This week, both Barack Obama and Republican presidential contender Mitt Romney put forward tax reform plans. Only one of them can be taken seriously, however. The Obama plan addresses tax issues substantively, backing up the proposals with documentation and analysis.
By contrast, the Romney plan is little more than a press release, lacking even the most basic information necessary to begin to evaluate it. This is not to say that one plan is per se good and the other bad; only that there is a major imbalance in terms of addressing complex tax issues in a way that tells us whether we can trust the author to implement meaningful tax reform.To begin with the Romney plan is only slightly longer than this column and consists largely of subheads with little in the way of actual text. Almost all of the text involves assertions that cannot be taken at face value.
For example, the Romney document implies that enacting his plan would create 2.5 million jobs. But if you read the document upon which this claim is based, it is an op-ed article claiming that “policy uncertainty” in all areas, not just tax policy, is holding back growth.
Moreover, one of the key policy uncertainties the article cites is uncertainty over whether the debt limit will be increased over Republican opposition. Yet Romney has lately been attacking former Senator Rick Santorum, one of his competitors for the GOP nomination, because he voted to increase the debt limit. Of course, it would be irresponsible for any president to allow the nation to default on its debt. At a minimum, it will add massively to the “policy uncertainty” that Romney claims that his tax plan addresses.
A key reason for tax cuts with expiration dates is to maintain the fiction that our fiscal problems are not as serious as they are.
Additionally, it’s worth noting that to the extent there is policy uncertainty in the tax area, it is because the tax cuts of the George W. Bush administration were originally enacted with expiration dates on them. They all expired at the end of 2010 and then were extended at the last minute for just two years. And of course the recent expiration of the temporary payroll tax cut, which unquestionably created significant uncertainty, was solely due to Republican resistance to its extension.
Undoubtedly the best thing that could be done in the tax area would be to stop fiddling with the tax code and make all of its provisions permanent. A vast amount of the complexity of the code comes from the annual expiration of the so-called fix for the Alternative Minimum Tax to keep it from taxing the middle class instead of the wealthy for whom it was originally intended; the research and development tax credit and many other provisions that have been expiring for decades and routinely extended.
A key reason for tax cuts with expiration dates is to maintain the fiction that our fiscal problems are not as serious as they are. Budget projections from the Congressional Budget Office are required to be based on current law. So if a tax cut is set to expire, it must assume that a de facto tax increase will take effect, even if it knows perfectly well that Congress will inevitably extend it.

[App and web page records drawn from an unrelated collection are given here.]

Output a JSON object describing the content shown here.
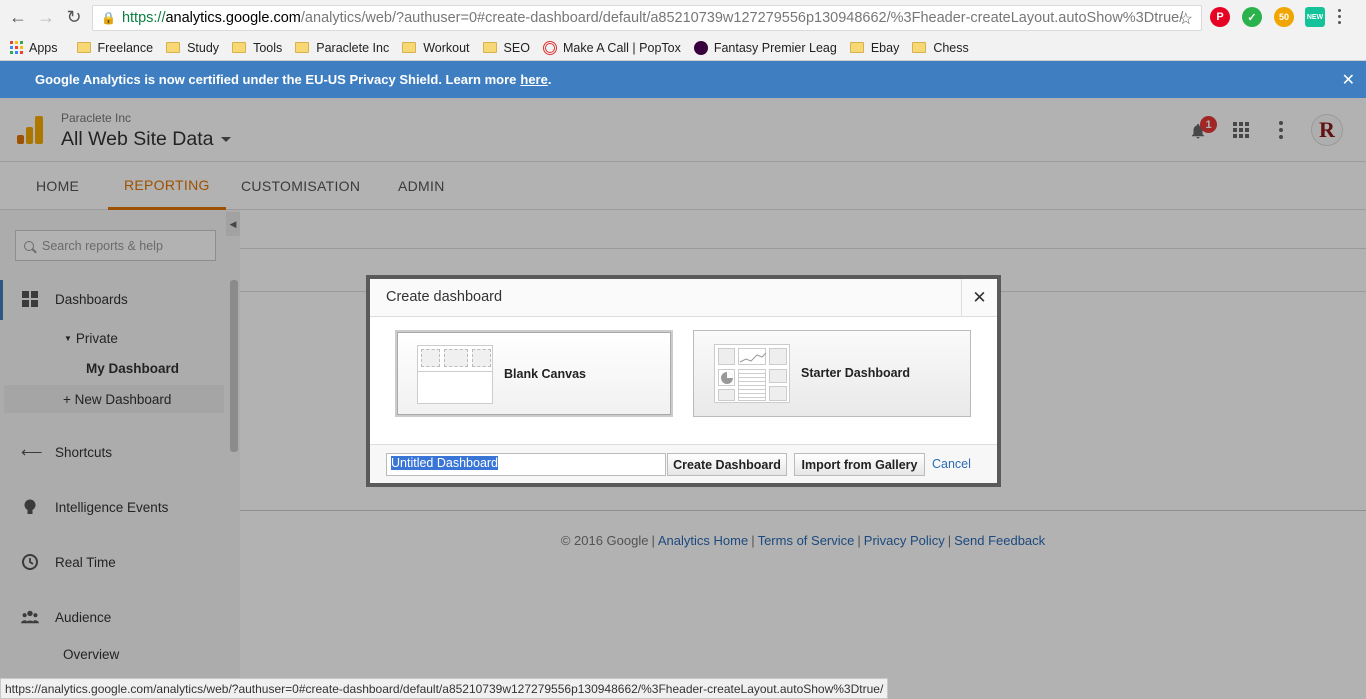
{
  "browser": {
    "url_scheme": "https://",
    "url_host": "analytics.google.com",
    "url_rest": "/analytics/web/?authuser=0#create-dashboard/default/a85210739w127279556p130948662/%3Fheader-createLayout.autoShow%3Dtrue/",
    "bookmarks": [
      {
        "label": "Apps",
        "icon": "apps-grid-icon"
      },
      {
        "label": "Freelance",
        "icon": "folder-icon"
      },
      {
        "label": "Study",
        "icon": "folder-icon"
      },
      {
        "label": "Tools",
        "icon": "folder-icon"
      },
      {
        "label": "Paraclete Inc",
        "icon": "folder-icon"
      },
      {
        "label": "Workout",
        "icon": "folder-icon"
      },
      {
        "label": "SEO",
        "icon": "folder-icon"
      },
      {
        "label": "Make A Call | PopTox",
        "icon": "target-icon"
      },
      {
        "label": "Fantasy Premier Leag",
        "icon": "premier-league-icon"
      },
      {
        "label": "Ebay",
        "icon": "folder-icon"
      },
      {
        "label": "Chess",
        "icon": "folder-icon"
      }
    ],
    "extensions": [
      {
        "name": "pinterest-icon",
        "color": "#e60023",
        "text": "P"
      },
      {
        "name": "check-icon",
        "color": "#2bb24c",
        "text": "✓"
      },
      {
        "name": "so-icon",
        "color": "#f0a500",
        "text": "50"
      },
      {
        "name": "grammarly-new-icon",
        "color": "#15c39a",
        "text": "NEW"
      }
    ],
    "status_url": "https://analytics.google.com/analytics/web/?authuser=0#create-dashboard/default/a85210739w127279556p130948662/%3Fheader-createLayout.autoShow%3Dtrue/"
  },
  "notice": {
    "text": "Google Analytics is now certified under the EU-US Privacy Shield. Learn more",
    "link": "here",
    "suffix": "."
  },
  "header": {
    "account": "Paraclete Inc",
    "property": "All Web Site Data",
    "notification_count": "1",
    "avatar_letter": "R"
  },
  "tabs": [
    "HOME",
    "REPORTING",
    "CUSTOMISATION",
    "ADMIN"
  ],
  "active_tab": "REPORTING",
  "sidebar": {
    "search_placeholder": "Search reports & help",
    "dashboards": "Dashboards",
    "private": "Private",
    "my_dashboard": "My Dashboard",
    "new_dashboard": "+ New Dashboard",
    "shortcuts": "Shortcuts",
    "intelligence": "Intelligence Events",
    "realtime": "Real Time",
    "audience": "Audience",
    "overview": "Overview"
  },
  "footer": {
    "copyright": "© 2016 Google",
    "links": [
      "Analytics Home",
      "Terms of Service",
      "Privacy Policy",
      "Send Feedback"
    ]
  },
  "dialog": {
    "title": "Create dashboard",
    "options": [
      "Blank Canvas",
      "Starter Dashboard"
    ],
    "name_value": "Untitled Dashboard",
    "create_label": "Create Dashboard",
    "import_label": "Import from Gallery",
    "cancel_label": "Cancel"
  },
  "colors": {
    "accent": "#e37400",
    "notice_bg": "#3f7fc1",
    "link": "#2a6bb5"
  }
}
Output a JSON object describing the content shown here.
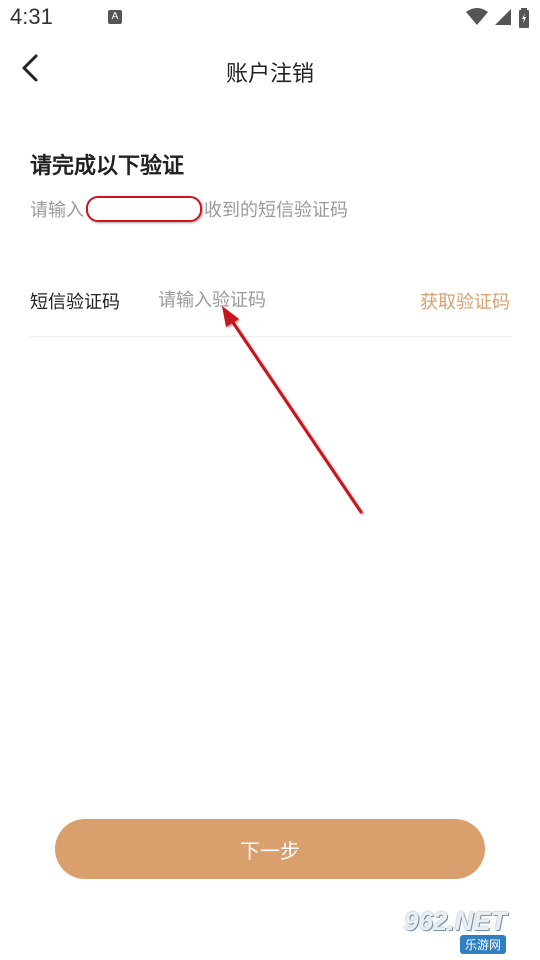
{
  "status_bar": {
    "time": "4:31",
    "notif_letter": "A"
  },
  "header": {
    "title": "账户注销"
  },
  "verify": {
    "heading": "请完成以下验证",
    "sub_prefix": "请输入",
    "sub_suffix": "收到的短信验证码"
  },
  "code_field": {
    "label": "短信验证码",
    "placeholder": "请输入验证码",
    "value": "",
    "get_code_label": "获取验证码"
  },
  "next_button": {
    "label": "下一步"
  },
  "watermark": {
    "top": "962.NET",
    "bottom": "乐游网"
  },
  "colors": {
    "accent": "#d99f6d",
    "link": "#d9a071",
    "annotation": "#c4161c"
  }
}
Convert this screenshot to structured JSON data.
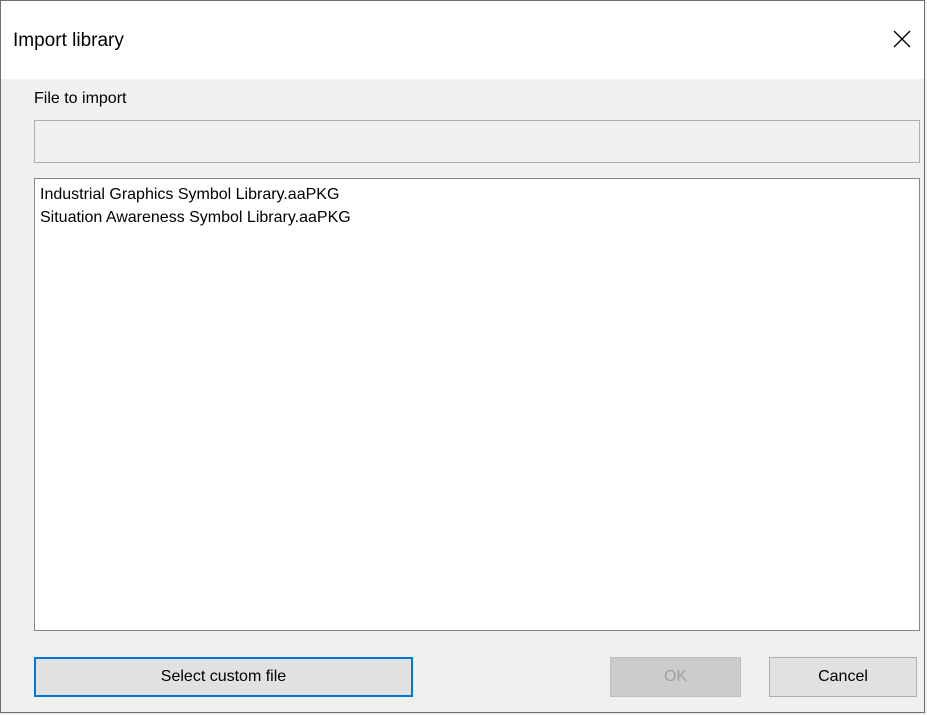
{
  "window": {
    "title": "Import library",
    "close_icon": "close-icon"
  },
  "file_to_import": {
    "label": "File to import",
    "value": ""
  },
  "library_list": {
    "items": [
      "Industrial Graphics Symbol Library.aaPKG",
      "Situation Awareness Symbol Library.aaPKG"
    ]
  },
  "buttons": {
    "select_custom_file": "Select custom file",
    "ok": "OK",
    "cancel": "Cancel"
  },
  "colors": {
    "focus_border": "#0078d7",
    "dialog_background": "#f0f0f0",
    "disabled_text": "#a0a0a0"
  }
}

Unfortunately, the lack of fiscal responsibility is the biggest problem with the Romney plan. While it claims that the proposed reduction in statutory tax rates for both businesses and corporations will be paid for with loophole closings and broadening of the tax base, it contains no specifics whatsoever. University of California economist Brad Delong calls this making policy through “magic asterisks.” It’s a reference to one of Ronald Reagan’s budgets that had a line in it for unnamed spending cuts, with an asterisk in place of an actual proposal.

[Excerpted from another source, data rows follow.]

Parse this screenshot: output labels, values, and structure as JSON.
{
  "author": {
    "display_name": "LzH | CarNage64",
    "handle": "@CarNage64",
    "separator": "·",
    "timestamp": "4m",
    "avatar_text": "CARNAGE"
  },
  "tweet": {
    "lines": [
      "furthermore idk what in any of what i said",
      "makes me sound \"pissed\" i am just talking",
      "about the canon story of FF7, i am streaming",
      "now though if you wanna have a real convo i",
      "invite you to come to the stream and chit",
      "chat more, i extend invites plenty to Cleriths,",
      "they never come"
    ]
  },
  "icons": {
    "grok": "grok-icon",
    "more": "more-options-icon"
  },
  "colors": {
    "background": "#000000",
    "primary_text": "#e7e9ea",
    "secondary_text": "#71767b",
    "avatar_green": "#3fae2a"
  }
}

In fairness, the Romney plan is no more fiscally irresponsible than those of his competitors for the Republican presidential nomination, according to a new report from the Committee for a Responsible Federal Budget. Only Ron Paul’s hopelessly unrealistic plan to slash spending far more than any Congress would ever enact avoids increasing the national debt substantially.
Turning to the Obama plan, it at least has the virtue of naming specific tax expenditures to pay for a reduction in the statutory corporate tax rate from 35 percent to 28 percent. It also makes some important points about the necessity of addressing some “sacred cows” in the tax code, such as the deductibility of interest by corporations, which has contributed heavily to excessive indebtedness.
The Obama report also makes the critical point that in comparing U.S. corporate rates to those of our competitors, it is essential to look at effective rates, which include the impact of deductions and credits, and not just statutory rates. The U.S. corporate tax system is not nearly as far out of line with other countries on that basis, which is why Republicans only talk about statutory rates, which are basically meaningless, economically.
On the negative side, Obama would institute an extra special low tax rate of 25 percent just for manufacturing corporations. As I explained, this is industrial policy at its worst and unlikely to be effective. It also moves in the opposite direction from tax reform, which ought to involve creating a level playing field for all businesses.
I think both the Romney and Obama tax plans are remiss in not addressing the central tax problem this country has, which is not enough revenue to fund the government under any realistic scenario. In my opinion, we can’t afford more tax cuts. While we need tax reform, it must be honest reform, with the sugar of rates cuts combined with the medicine of loophole closing.